See, Blomkvist published a hack-job on some investment banker type and got sued for libel. Apparently in Sweden, you can do jailtime for something like that - which Blomkvist is supposed to. At some point, it's kinda loose over there. That's the first quarter of the novel, detailing how this awesome reporter got screwed by the evil plutocrat. Now that's something that could be interesting if the author wasn't a vain mediocrity, so the whole conflict is boiled down to Blomkvist being in the right while everyone else is just wrong wrong wrong.
Everyone else mostly meaning in this case other reporters Stieg doesn't like. Comparing the sparse details to the multi-page bitch fests dedicated to the less moral, more successful journalists - which I am not quoting - you get the distinct impression Stieg has some professional axes to grind. It's silly, it's embarrassing, and it's the sort of thing any self-respecting reader wouldn't give a shit about so it just becomes more padding. Seriously, I've seen teenage girls with less padding than this!

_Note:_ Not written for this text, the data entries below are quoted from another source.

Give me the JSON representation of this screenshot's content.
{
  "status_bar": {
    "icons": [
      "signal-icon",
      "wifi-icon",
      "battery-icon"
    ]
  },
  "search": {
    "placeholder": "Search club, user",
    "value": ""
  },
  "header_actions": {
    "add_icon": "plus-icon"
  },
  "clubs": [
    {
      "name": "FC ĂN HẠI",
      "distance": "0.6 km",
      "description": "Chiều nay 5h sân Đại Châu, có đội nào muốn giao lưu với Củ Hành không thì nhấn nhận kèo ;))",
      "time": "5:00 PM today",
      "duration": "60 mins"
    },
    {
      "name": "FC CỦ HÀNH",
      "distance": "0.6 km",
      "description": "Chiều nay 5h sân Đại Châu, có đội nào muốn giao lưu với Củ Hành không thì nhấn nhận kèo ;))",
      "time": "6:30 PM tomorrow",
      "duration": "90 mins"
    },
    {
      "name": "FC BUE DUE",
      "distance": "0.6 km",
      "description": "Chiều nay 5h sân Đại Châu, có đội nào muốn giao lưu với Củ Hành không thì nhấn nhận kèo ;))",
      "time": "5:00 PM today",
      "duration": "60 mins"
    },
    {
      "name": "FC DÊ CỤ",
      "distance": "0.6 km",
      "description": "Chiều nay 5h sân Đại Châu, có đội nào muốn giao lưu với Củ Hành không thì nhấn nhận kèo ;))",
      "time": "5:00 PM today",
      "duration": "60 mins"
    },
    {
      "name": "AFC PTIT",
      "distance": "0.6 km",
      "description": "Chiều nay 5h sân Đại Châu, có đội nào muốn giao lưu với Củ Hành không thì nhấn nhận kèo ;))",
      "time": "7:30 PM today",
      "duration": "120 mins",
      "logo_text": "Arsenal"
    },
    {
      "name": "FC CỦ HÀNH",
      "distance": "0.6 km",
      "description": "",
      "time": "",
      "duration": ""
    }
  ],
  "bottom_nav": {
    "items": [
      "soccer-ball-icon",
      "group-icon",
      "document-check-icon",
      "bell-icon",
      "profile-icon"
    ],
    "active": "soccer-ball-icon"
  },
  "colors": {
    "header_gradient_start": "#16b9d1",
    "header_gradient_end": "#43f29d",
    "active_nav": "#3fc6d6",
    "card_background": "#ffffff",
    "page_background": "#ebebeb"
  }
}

Which, awkward as I now realize it is, brings us to Stieg's real reason for writing this overhyped paperweight - Lisbeth Salander! The titular girl with the titular tattoo! And despite all the times Steig assures us she's flat as a board, "tit" is a very apt word here. Again, this is one of those rare instances Steig bothers with real description and you can't help imagining it composed one-handed - "a pale, anorexic young woman who had hair as short as a fuse... a wasp tattoo about an inch long on her neck... dragon tattoo on her left shoulder blade... a natural redhead, but she dyed her hair raven black..."

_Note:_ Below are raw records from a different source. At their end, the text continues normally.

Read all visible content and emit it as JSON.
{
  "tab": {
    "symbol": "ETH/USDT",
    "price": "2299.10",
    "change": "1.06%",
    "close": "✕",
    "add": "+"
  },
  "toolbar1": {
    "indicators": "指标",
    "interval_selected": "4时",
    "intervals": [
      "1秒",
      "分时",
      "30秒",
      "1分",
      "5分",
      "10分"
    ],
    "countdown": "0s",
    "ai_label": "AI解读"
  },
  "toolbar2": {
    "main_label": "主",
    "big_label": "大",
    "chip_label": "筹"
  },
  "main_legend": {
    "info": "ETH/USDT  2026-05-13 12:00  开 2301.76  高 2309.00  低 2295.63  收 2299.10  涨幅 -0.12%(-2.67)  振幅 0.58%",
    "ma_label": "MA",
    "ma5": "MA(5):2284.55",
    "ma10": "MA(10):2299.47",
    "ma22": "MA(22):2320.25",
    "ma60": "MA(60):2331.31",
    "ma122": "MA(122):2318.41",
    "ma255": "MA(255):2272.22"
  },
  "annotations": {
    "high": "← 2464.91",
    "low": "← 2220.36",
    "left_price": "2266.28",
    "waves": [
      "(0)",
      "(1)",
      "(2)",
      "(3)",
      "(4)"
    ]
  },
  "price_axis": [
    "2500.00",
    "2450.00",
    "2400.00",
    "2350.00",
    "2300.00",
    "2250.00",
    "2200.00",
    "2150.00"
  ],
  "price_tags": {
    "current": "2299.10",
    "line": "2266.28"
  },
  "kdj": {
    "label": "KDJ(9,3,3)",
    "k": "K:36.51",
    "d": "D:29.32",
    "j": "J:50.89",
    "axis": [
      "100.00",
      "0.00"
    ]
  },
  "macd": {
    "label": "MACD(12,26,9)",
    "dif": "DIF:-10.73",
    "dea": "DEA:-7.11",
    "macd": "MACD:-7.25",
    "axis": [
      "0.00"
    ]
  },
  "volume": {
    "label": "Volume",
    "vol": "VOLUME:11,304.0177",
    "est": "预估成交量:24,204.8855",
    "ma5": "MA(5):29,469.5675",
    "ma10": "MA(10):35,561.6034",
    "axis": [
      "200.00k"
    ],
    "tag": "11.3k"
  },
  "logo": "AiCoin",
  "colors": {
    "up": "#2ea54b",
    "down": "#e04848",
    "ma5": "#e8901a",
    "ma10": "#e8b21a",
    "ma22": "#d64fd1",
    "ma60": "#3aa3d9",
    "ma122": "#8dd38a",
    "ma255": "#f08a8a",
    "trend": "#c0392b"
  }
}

You kinda want to set the book down. Leave Stieg and his creation alone for some "quality time."
Not that she's just a pretty face. No, Steig demonstrates in a too long exposition just what an awesome investigator his Salamander is - often employing tactics that would get one arrested or shot in real life. And she has l33t hax0r skillz, the kind imagined by people who've never actually looked at source code. She's edgy! She goes her own way! She's every timid twerp's spank fantasy!

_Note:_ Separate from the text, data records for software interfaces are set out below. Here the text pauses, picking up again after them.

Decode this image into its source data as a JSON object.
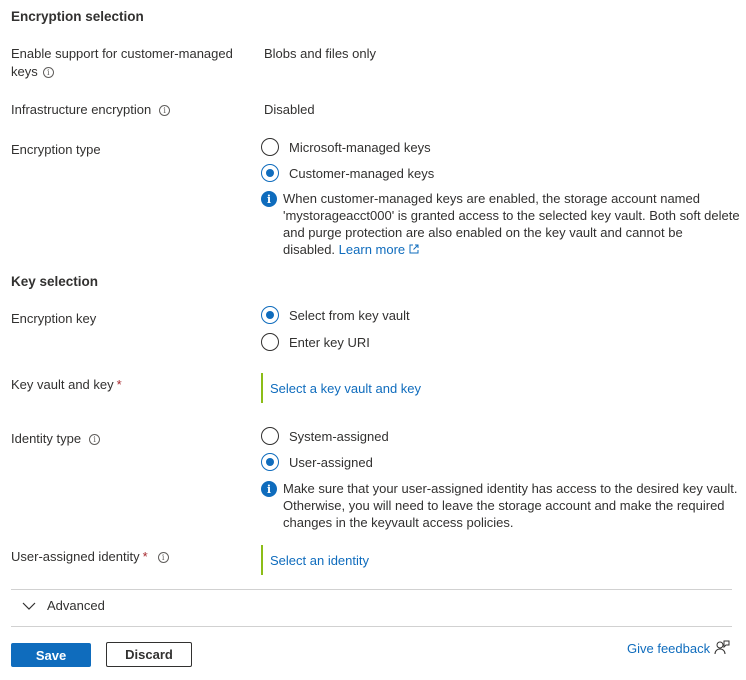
{
  "encryption_section": {
    "title": "Encryption selection",
    "cmk_support": {
      "label_line1": "Enable support for customer-managed",
      "label_line2": "keys",
      "value": "Blobs and files only"
    },
    "infrastructure": {
      "label": "Infrastructure encryption",
      "value": "Disabled"
    },
    "encryption_type": {
      "label": "Encryption type",
      "options": [
        "Microsoft-managed keys",
        "Customer-managed keys"
      ],
      "selected": "Customer-managed keys",
      "note_lines": [
        "When customer-managed keys are enabled, the storage account named",
        "'mystorageacct000' is granted access to the selected key vault. Both soft delete",
        "and purge protection are also enabled on the key vault and cannot be"
      ],
      "note_last": "disabled.",
      "learn_more": "Learn more"
    }
  },
  "key_section": {
    "title": "Key selection",
    "encryption_key": {
      "label": "Encryption key",
      "options": [
        "Select from key vault",
        "Enter key URI"
      ],
      "selected": "Select from key vault"
    },
    "key_vault": {
      "label": "Key vault and key",
      "required": "*",
      "link": "Select a key vault and key"
    },
    "identity_type": {
      "label": "Identity type",
      "options": [
        "System-assigned",
        "User-assigned"
      ],
      "selected": "User-assigned",
      "note_lines": [
        "Make sure that your user-assigned identity has access to the desired key vault.",
        "Otherwise, you will need to leave the storage account and make the required",
        "changes in the keyvault access policies."
      ]
    },
    "user_identity": {
      "label": "User-assigned identity",
      "required": "*",
      "link": "Select an identity"
    }
  },
  "advanced": {
    "label": "Advanced"
  },
  "footer": {
    "save": "Save",
    "discard": "Discard",
    "feedback": "Give feedback"
  },
  "colors": {
    "accent": "#0f6cbd",
    "required": "#a4262c",
    "picker_border": "#8cbd18"
  },
  "icons": {
    "info": "info-icon",
    "note": "info-filled-icon",
    "chevron": "chevron-down-icon",
    "external": "external-link-icon",
    "feedback": "feedback-person-icon"
  }
}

And she gets raped. Like, alot. The first time it happened, I actually woke up for a moment. After that, well... Steig may have had an untapped talent for the ludicrous. Beatings, reamings, tazerings - a whole parade of abuses that would leave a real human a traumatized wreck, not to mention enough physical evidence for even Inspector Lestrade but our little Lizzie soldiers through it! As The Stieg himself says, "She did not cry."
|"I like 'em quiet..."|
And she tortured the shit out of her rapist in a ponderously long scene that would wear on Saw fans. I guess that's entertainment now for you normal people...
So Salamander and Blomy meet up about a hundred pages too late for me to care, bump uglies, solve the mystery, bump uglies some more, but Lizzie doesn't want to join his harem and runs away to set up the sequel. Oh yeah - Blomkvist gets to do every hot chick in the novel because he's a transparent escapist vehicle for Stieg. And their husbands are cool with it.
And there was some stuff about how Sweden had Nazis and that's a bad thing but fuck it. Fuck this book and fuck you too if you liked it. To quote a much finer writer, "God's mercy on you swine!" 'cause I sure don't have any.